Listening to our objects (10/27/08)

Excerpt from post:
"The granularity, frequency, and intensity of the chatter that the spimes in the network perform will be vital, and it will be a fundamental task to be able and reliably translate from their plane of communication to the one of aggregated, second-order knowledge, where we can understand it, where we can derive useful, valuable information which we can act upon!


"OpenSpime is a project of WideTag, Inc., a technology infrastructure company incorporated in California, USA, providing hardware and software solutions for an Open Internet of Things."
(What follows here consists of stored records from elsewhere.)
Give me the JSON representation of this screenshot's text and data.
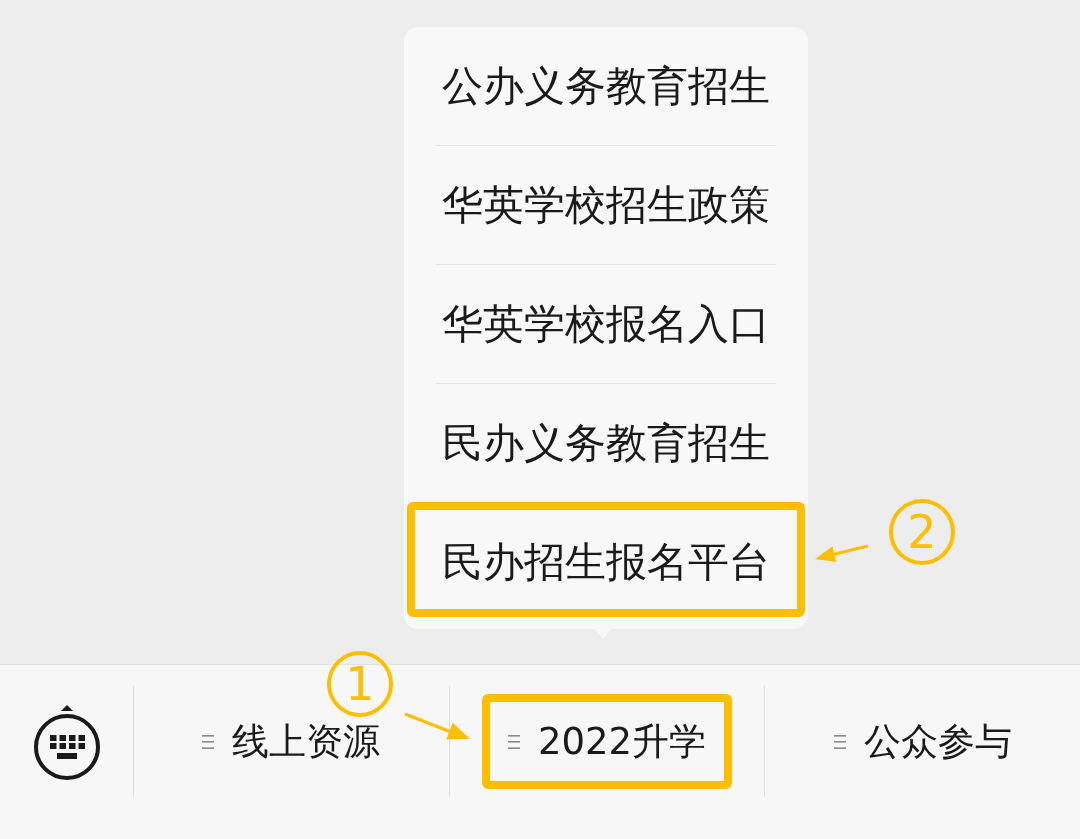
{
  "menu": {
    "items": [
      {
        "label": "公办义务教育招生",
        "highlighted": false
      },
      {
        "label": "华英学校招生政策",
        "highlighted": false
      },
      {
        "label": "华英学校报名入口",
        "highlighted": false
      },
      {
        "label": "民办义务教育招生",
        "highlighted": false
      },
      {
        "label": "民办招生报名平台",
        "highlighted": true,
        "callout": "2"
      }
    ]
  },
  "bottom_bar": {
    "tabs": [
      {
        "label": "线上资源",
        "highlighted": false
      },
      {
        "label": "2022升学",
        "highlighted": true,
        "callout": "1"
      },
      {
        "label": "公众参与",
        "highlighted": false
      }
    ]
  }
}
"The OpenSpime technology enables individuals, corporations, and governments to better understand the environment surrounding them. A new generation of GPS-enabled sensor networks, based on the open source OpenSpime communication protocol will collect the necessary data, and using scalable server technology, aggreate, manage, and visualize the data collected."
Snail Mail: RFID-enabled real snail, carrying e-mail.
"Our snails are equipped with a miniaturised electronic circuit and antenna, enabling them to be assigned messages. Your message is collected from a despatch centre at one end of their enclosure. Once associated with the tiny electronic chip on the snail's shell your message will be carried around until the snail chances by the drop off point. Here more hardware collects your message and forwards it to its final destination."
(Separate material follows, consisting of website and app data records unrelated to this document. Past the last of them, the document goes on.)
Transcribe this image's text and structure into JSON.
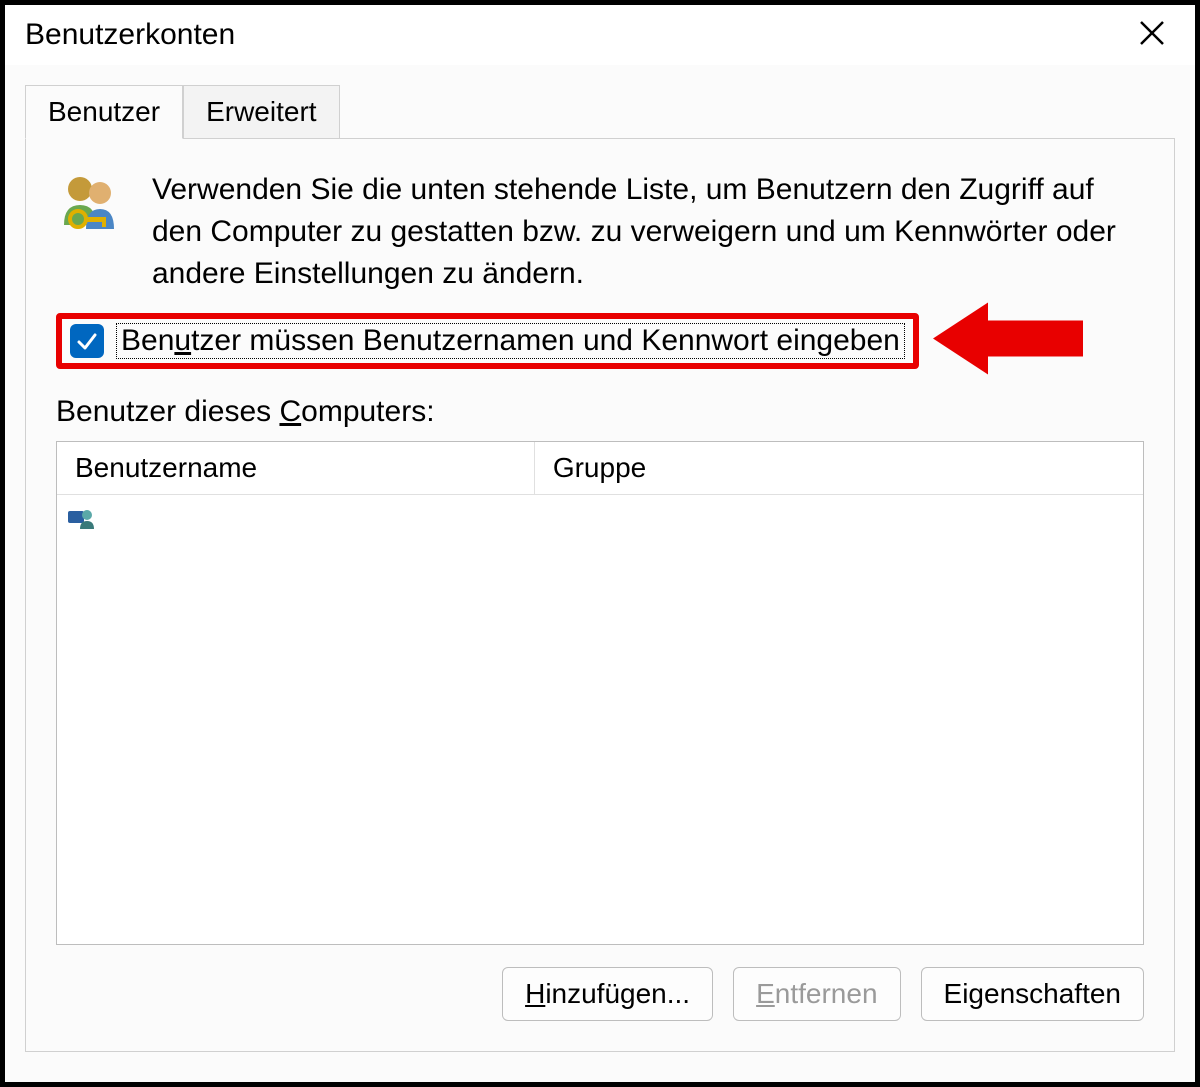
{
  "window": {
    "title": "Benutzerkonten"
  },
  "tabs": {
    "users": "Benutzer",
    "advanced": "Erweitert"
  },
  "info_text": "Verwenden Sie die unten stehende Liste, um Benutzern den Zugriff auf den Computer zu gestatten bzw. zu verweigern und um Kennwörter oder andere Einstellungen zu ändern.",
  "checkbox": {
    "checked": true,
    "label_pre": "Ben",
    "label_mn": "u",
    "label_post": "tzer müssen Benutzernamen und Kennwort eingeben"
  },
  "list": {
    "label_pre": "Benutzer dieses ",
    "label_mn": "C",
    "label_post": "omputers:",
    "columns": {
      "name": "Benutzername",
      "group": "Gruppe"
    },
    "rows": [
      {
        "name": "",
        "group": ""
      }
    ]
  },
  "buttons": {
    "add_pre": "",
    "add_mn": "H",
    "add_post": "inzufügen...",
    "remove_pre": "",
    "remove_mn": "E",
    "remove_post": "ntfernen",
    "properties": "Eigenschaften",
    "remove_disabled": true
  },
  "annotation": {
    "highlight_color": "#e80000",
    "arrow_color": "#e80000"
  }
}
Apple's Personal Area Network Systems and Devices patent via SlashGear

IPSO Alliance: Promoting the use of IP for Smart Objects: "Welcome to the launch of the Internet of Things"
"Today, with this association, we are creating the foundation which makes the Internet of Things a reality. We are bringing together companies across the globe with the objective of using IP to interconnect physical objects with the global Internet. Through our Technical Advisory Board we will document, demonstrate and teach how IP can be used in Smart Objects and provide IPSO members with updates on technology standards. This IP Smart Object technology will play an essential role in the challenge to master our energy distribution and consumption, automate our homes and work environments, modernize our cities and satisfy many other market requirements" -Geof Mulligan, Chairman; Patrick Wetterwald, President, JP Vasseur, TAB Chairman

IPSO Alliance FAQ's

RFID Weblog

Ann Galloway's Internet of Things Working Bibliography

Privacy and Security Issues, RFID, and the Internet of Things

As RFID tracking booms, privacy issues loom (Chris Taylor, CNN, 5/11/07)

1 comment:

LargelyPolitical said...

Great post, just compiled a couple of articles on the Internet of Things HERE. I’m amazed at the explosion in intelligent devices and the growth of the hacker communities, lots of innovation there.